In an unprecedented case of life imitating art, pixel artist extraordinaire Pacalin, (aka. Pauline Acalin) shares with TeeFury the story of her journey to experience a modern-day urban legend literally be uncovered and vindicated. So it goes that 30 years ago, Atari discarded several truckloads of E.T. The Extra Terrestrial game cartridges in a landfill in Alamogordo, New Mexico, after the game failed to sell as expected. The mere idea that Atari would dump millions of game cartridges seemed outlandish to many, and over the course of three decades, speculation grew.
Retro video game aficionado and artist, Pacalin, was intrigued by this myth. It inspired her to create 8-Bit Legend over two years ago. The rendering could almost be described as a premonition, as her piece depicts a desolate landscape being dug up, with all indication of aliens underneath. When Pacalin caught wind that the excavation was given the green light, she packed her bags and headed to New Mexico on April 26, 2014.
TF: Did you think they would find the cartridges?
PA: I did! There’s always more mystique in a legend. Part of me is like, “Aww, we should’ve left it alone,” but since it is for a documentary, it makes sense to find some closure in it.”
TF: When it was revealed that the excavation would happen, how did Microsoft get involved?
PA: From my understanding it was Fuel Entertainment that got Microsoft and X-Box involved to get the documentary made about this story. The documentary will be launched exclusively on X-Box.
TF: Do you have any idea what Atari’s strategy was in burying all of these games?
PA: It was just over-stock, and the games were being returned. They had nowhere to put them. Over a million cartridges were unsold, and whether or not they were all buried there, I don’t know…but I saw hundreds of cartridges. I also saw Asteroids, Indiana Jones, and Centipede games.
TF: What did the rubble consist of?

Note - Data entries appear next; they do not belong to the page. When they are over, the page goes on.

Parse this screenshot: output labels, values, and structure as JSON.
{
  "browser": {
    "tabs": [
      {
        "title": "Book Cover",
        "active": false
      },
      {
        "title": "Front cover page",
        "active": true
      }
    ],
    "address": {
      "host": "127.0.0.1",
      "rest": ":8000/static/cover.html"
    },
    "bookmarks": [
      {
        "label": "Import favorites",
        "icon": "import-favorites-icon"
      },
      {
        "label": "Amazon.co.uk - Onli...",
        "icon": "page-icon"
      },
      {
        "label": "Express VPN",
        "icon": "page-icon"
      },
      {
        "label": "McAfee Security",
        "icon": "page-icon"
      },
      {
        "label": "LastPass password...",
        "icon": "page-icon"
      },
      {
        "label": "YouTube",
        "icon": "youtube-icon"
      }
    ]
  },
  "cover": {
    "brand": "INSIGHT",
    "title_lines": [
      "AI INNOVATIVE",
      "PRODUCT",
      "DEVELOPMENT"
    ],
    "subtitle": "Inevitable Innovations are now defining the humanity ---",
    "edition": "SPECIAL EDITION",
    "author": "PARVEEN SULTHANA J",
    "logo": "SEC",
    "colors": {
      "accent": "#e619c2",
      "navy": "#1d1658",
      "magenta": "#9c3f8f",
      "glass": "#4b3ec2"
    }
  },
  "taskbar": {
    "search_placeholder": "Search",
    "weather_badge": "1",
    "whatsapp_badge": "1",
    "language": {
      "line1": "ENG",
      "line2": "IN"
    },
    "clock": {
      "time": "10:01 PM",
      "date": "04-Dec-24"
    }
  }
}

PA: It looked like garbage with video games in it. Also, old newspapers from March 1983. It was really cool! Retro garbage! It was so windy. Fifty mile per hour winds and lots of dust covering people. Some of the games were in their boxes. They took some out, and they looked brand new.
TF: Does Atari or Microsoft have any sort of strategy for these cartridges?

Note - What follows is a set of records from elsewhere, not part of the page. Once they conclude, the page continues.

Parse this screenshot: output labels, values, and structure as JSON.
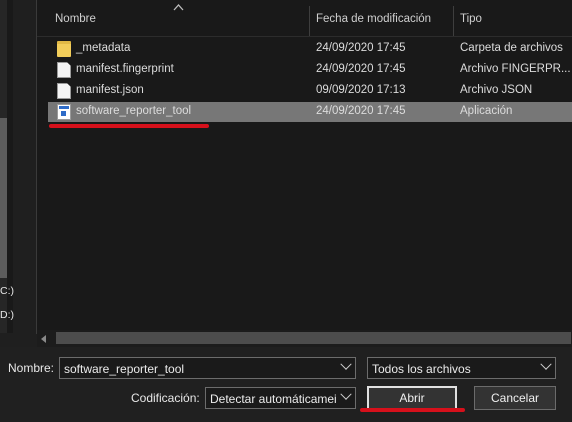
{
  "header": {
    "col_name": "Nombre",
    "col_date": "Fecha de modificación",
    "col_type": "Tipo"
  },
  "nav": {
    "drives": [
      "C:)",
      "D:)"
    ]
  },
  "files": [
    {
      "name": "_metadata",
      "date": "24/09/2020 17:45",
      "type": "Carpeta de archivos",
      "icon": "folder-icon",
      "selected": false
    },
    {
      "name": "manifest.fingerprint",
      "date": "24/09/2020 17:45",
      "type": "Archivo FINGERPR...",
      "icon": "file-icon",
      "selected": false
    },
    {
      "name": "manifest.json",
      "date": "09/09/2020 17:13",
      "type": "Archivo JSON",
      "icon": "file-icon",
      "selected": false
    },
    {
      "name": "software_reporter_tool",
      "date": "24/09/2020 17:45",
      "type": "Aplicación",
      "icon": "application-icon",
      "selected": true
    }
  ],
  "footer": {
    "name_label": "Nombre:",
    "name_value": "software_reporter_tool",
    "filter_value": "Todos los archivos",
    "encoding_label": "Codificación:",
    "encoding_value": "Detectar automáticamei",
    "open_label": "Abrir",
    "cancel_label": "Cancelar"
  },
  "colors": {
    "background": "#1f1f1f",
    "selection": "#777777",
    "annotation_red": "#d6101b"
  }
}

PA: I think some of them will be given away. It would be really neat to get one of those.
TF: Did they approach this dig as an archeological event, or something gimmicky?
PA: Apparently X-Box had an in-house archeologist. I don’t know if he was contracted, or if he was staff at X-Box. You would see the crew digging, and then suddenly they all took out their cell phones and started taking pictures. I got out my telephoto lens, and sure enough, I saw the game box. I got the shot!
TF: With all of the lore surrounding this story, this industry has not been around forever. It’s kind of profound that this young industry has myths and legends surrounding it.
PA: It really is.
*All photos courtesy of Pauline Acalin